    Disabling a swap file is a stupid idea, even if you have lots of RAM. You see, your RAM is not only used for your applications, it is also used for things like disk cache, for example. Now suppose you have 4GB RAM, 3GB memory used by running applications (and system), and the only active application + system using together 1GB of memory. Suppose that this app repeatedly accesses 3GB worth of data on the hard disk, and the other apps are sitting idle in the background. Obviously, swapping them out to the pagefile and freeing 3GB of RAM for disk cache will drastically IMPROVE performance.

    In summary:
    Let the system decide what to put in RAM and what to swap out. It knows better than you.
    1
  • the_deek
    "Let the system decide what to put in RAM and what to swap out. It knows better than you."

    Why should windows need a pagefile at all? I run 3GB of RAM in my laptop with 64-bit linux installed, and it never hits the pagefile. I can have firefox open with 10+ tabs, evolution (e-mail), phpEdit, GIMP, several terminal sessions, and Amarok running, the only time it hits the disk is when I open and close files or when I close or open a program. The very idea of an OS having to hit the pagefile when I'm just switching from one program to another is ridiculous and exposes a fundamental flaw in windows memory management. So I do not think the OS knows best.
    0
  • Anonymous
    I wonder if my mobo has a remapping memory feature : gigabyte ga-ex38-ds4. I can't find any informations on it.
    0
  • boibknud
    Pretty useless article IMHO.

    No tests or benchmarks - although there's mention of a "test setup" as SkyPRZ noted earlier. All the article does is to show that 64-bit can see 8GB of RAM and that Windows allocates more of itself in a Vista 64-bit setup.

    And then there's page 6 "Does No Swap File Equal Better Performance?"
    Why state a question in the article if you're not going to answer it? All they do is to say that it's a bad idea with 2GB RAM and that the PC does not crash if you have 8GB. No analysis whatsoever of whether it can increase performance.
    2
  • grieve
    +1 boibknud ->this article is rubbish.

    Also I read this February 15, 2008....when it came out.

    Old, inaccurate news!
    0
  • Anonymous
    The article says, "all of the variables are no longer only 32 bits long, but 64 bits instead"

    WRONG!!!

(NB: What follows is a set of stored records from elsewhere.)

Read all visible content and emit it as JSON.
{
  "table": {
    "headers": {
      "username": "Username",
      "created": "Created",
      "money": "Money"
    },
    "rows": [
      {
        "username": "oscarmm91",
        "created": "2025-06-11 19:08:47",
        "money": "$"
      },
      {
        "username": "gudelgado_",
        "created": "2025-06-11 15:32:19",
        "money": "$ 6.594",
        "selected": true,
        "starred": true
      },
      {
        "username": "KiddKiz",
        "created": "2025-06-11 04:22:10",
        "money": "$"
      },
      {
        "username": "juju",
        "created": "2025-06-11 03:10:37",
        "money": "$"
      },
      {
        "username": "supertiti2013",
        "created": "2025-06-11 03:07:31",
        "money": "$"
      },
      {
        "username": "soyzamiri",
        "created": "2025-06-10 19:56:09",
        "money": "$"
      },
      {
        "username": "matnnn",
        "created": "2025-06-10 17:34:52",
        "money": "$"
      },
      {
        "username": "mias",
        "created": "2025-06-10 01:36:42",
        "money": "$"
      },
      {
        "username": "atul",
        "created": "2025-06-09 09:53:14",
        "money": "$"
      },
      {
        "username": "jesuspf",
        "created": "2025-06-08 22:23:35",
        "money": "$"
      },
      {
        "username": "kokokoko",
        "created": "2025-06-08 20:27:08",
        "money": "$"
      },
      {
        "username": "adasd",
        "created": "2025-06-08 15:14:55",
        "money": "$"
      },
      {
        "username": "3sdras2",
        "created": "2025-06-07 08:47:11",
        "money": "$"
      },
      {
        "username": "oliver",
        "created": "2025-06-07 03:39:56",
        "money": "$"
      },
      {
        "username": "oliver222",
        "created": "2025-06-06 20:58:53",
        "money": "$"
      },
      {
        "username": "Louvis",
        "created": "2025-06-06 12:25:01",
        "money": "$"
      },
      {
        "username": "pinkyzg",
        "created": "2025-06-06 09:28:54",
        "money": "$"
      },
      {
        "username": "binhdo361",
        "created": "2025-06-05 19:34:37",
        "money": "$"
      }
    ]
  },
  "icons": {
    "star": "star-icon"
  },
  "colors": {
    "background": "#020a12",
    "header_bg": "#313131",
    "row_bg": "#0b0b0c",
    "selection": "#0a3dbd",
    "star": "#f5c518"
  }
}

    Only pointers are 64-bit, (plus a bit of extra alignment padding here and there for badly arranged structures.) Please don't make stuff up. Just a few huge improvements for 64-bit OSes: better compiled code - all 64-bit targets can assume 16 additional registers (8 extra integer, 8 extra SSE), the compiler can confidently always use a ton of much faster branch-free instructions like conditional moves, can assume SSE2 capabilities, so the old crappy x87 FPU instructions are never needed, MUCH bigger system pools, so handle leaks are tolerated much better and system capacities are much higher, almost infinite address space - so address space fragmentation is a non-issue, more effective address space randomization, so NOP sled security holes are more difficult to pull off, guaranteed data-execution-protection, severely hampering buffer overrun hacks, flat addressing model, eliminating the need to play with segment registers, less protection checking by the CPU, only paging protection is needed.

    The list goes on and on. Dismissing a 64-bit OS for machines "with less than 3GB" is foolish.
    -1
  • Anonymous
    I prefer having MY ram being used for what I WANT not what the operating thinks I want to do next. If I have 1gb of ram and the operating system is still using 350mb without superfetch thats ram I can't access. I feel that a lot of people with lesser computers feel this way and suggest Microsoft tighten down their memory consumption.
    0